[PROBLEM DESCRIPTION] Count the lines below that contain "Fourier". Give only the number.

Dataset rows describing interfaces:
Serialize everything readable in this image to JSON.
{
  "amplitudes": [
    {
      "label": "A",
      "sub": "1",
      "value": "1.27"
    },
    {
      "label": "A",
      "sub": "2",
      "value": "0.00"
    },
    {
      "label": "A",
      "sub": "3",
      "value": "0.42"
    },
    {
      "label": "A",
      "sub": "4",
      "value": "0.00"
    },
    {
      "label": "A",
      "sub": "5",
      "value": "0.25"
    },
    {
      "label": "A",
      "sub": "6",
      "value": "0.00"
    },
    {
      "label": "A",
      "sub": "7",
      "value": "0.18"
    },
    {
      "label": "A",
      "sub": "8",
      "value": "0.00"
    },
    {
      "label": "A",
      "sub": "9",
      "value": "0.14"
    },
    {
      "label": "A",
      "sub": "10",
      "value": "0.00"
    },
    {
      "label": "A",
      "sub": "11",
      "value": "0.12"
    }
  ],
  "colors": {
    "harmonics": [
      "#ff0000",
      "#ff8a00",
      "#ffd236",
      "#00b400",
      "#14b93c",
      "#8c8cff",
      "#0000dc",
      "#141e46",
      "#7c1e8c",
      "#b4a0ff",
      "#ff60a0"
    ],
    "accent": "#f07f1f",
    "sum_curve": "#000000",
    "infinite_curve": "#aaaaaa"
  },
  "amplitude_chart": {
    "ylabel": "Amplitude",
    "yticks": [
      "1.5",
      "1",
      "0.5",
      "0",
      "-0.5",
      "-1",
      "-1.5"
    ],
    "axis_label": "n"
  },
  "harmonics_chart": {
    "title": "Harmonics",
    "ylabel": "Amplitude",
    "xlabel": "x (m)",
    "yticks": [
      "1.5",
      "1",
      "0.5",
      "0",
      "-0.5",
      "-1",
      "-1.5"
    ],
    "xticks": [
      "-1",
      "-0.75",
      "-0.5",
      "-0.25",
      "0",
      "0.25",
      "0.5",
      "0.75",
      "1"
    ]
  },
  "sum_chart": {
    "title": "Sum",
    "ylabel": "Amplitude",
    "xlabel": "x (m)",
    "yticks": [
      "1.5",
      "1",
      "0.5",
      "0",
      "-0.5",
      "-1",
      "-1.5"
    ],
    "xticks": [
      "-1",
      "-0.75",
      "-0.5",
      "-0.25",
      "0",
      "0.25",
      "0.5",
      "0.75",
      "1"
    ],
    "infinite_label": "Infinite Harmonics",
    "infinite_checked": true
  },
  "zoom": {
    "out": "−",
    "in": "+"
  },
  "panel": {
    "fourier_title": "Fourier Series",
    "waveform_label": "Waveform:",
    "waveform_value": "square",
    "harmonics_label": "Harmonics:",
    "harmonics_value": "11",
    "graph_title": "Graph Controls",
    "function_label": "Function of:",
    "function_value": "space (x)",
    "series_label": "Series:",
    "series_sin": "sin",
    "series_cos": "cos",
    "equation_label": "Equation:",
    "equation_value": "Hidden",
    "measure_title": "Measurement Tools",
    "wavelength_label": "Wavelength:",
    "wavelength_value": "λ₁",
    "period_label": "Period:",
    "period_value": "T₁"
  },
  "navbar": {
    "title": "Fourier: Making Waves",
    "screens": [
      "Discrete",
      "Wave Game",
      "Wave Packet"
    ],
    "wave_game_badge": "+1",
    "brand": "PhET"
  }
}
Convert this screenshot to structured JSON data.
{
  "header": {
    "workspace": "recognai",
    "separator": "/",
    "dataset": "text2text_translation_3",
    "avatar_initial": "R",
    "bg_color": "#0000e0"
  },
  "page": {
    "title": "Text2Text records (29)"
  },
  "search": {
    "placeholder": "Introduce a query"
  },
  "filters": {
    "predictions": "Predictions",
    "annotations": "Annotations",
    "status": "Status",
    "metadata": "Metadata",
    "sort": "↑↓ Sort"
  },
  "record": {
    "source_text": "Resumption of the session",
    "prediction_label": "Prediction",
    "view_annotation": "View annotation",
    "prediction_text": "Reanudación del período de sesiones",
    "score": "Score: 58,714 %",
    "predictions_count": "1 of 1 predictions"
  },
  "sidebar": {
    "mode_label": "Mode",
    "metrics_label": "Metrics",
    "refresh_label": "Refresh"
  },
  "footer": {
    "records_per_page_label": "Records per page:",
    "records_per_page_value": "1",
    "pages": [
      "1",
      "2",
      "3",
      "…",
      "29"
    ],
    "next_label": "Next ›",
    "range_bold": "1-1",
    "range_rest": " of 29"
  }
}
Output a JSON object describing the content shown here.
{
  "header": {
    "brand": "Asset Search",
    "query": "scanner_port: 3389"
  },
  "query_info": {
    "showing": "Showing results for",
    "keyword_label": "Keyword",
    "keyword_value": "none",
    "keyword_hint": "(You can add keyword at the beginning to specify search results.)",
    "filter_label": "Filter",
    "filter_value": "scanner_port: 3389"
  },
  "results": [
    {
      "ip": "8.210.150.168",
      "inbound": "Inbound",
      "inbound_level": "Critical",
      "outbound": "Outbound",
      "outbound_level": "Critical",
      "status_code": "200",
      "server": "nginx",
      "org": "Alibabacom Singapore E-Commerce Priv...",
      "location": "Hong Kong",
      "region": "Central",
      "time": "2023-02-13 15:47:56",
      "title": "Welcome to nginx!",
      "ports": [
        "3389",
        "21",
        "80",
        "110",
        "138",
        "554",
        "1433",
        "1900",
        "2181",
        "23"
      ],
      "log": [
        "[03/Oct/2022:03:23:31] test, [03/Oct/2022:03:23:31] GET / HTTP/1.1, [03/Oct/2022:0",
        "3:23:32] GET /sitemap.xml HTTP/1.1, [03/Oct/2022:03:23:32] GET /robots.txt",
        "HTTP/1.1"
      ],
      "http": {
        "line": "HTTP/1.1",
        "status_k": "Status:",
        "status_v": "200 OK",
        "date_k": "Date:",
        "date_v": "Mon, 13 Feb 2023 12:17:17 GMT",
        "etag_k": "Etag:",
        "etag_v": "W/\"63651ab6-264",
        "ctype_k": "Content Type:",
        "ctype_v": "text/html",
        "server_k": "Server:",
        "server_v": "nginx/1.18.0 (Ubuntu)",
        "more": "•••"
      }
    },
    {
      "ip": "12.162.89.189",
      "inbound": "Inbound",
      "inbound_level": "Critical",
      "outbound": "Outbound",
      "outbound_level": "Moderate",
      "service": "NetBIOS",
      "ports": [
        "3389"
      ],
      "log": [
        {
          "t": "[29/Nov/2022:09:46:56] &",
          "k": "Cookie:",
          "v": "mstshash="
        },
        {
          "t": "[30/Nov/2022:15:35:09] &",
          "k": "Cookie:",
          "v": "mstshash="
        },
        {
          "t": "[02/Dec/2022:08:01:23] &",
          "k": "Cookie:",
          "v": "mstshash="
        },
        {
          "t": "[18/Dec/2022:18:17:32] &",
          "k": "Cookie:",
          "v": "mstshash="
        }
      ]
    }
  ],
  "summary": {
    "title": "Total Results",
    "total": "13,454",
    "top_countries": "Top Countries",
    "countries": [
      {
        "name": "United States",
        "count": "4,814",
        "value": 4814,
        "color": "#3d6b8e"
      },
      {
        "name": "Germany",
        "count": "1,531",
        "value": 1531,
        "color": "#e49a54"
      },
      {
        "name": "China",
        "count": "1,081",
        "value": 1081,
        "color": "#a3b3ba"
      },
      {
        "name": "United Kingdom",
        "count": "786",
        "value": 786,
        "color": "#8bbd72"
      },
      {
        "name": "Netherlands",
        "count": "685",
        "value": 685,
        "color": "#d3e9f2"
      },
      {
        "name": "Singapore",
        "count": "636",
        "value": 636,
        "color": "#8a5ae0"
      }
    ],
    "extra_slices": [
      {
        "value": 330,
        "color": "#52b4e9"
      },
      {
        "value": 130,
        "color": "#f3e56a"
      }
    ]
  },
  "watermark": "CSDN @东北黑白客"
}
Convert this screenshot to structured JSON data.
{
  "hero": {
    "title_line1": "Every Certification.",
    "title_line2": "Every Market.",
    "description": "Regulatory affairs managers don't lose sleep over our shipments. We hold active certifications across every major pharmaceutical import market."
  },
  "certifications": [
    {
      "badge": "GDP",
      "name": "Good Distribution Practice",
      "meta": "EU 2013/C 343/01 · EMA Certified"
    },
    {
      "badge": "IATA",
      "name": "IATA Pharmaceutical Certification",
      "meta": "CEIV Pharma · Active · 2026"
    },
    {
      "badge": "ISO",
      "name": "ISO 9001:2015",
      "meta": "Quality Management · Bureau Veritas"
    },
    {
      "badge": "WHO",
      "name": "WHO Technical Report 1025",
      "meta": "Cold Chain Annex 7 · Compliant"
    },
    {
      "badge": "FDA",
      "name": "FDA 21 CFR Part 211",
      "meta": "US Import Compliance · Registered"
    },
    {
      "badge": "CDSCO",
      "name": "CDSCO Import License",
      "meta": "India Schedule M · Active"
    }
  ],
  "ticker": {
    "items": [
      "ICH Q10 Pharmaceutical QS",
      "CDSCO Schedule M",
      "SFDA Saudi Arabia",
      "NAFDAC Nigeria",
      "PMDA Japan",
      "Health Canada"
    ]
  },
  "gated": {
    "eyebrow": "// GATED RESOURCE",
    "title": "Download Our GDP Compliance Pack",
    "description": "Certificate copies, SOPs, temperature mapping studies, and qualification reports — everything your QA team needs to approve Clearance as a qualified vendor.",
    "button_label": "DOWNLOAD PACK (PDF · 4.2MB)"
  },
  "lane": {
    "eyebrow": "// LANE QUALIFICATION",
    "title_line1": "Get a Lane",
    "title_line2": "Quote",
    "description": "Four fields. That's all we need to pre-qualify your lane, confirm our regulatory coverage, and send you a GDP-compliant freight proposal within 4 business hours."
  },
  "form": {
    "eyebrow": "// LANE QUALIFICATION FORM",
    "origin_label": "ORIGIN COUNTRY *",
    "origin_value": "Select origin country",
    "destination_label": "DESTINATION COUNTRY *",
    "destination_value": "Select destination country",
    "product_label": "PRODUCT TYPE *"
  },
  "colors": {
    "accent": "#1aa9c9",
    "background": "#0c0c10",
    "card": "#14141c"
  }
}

[YOUR RESPONSE] 2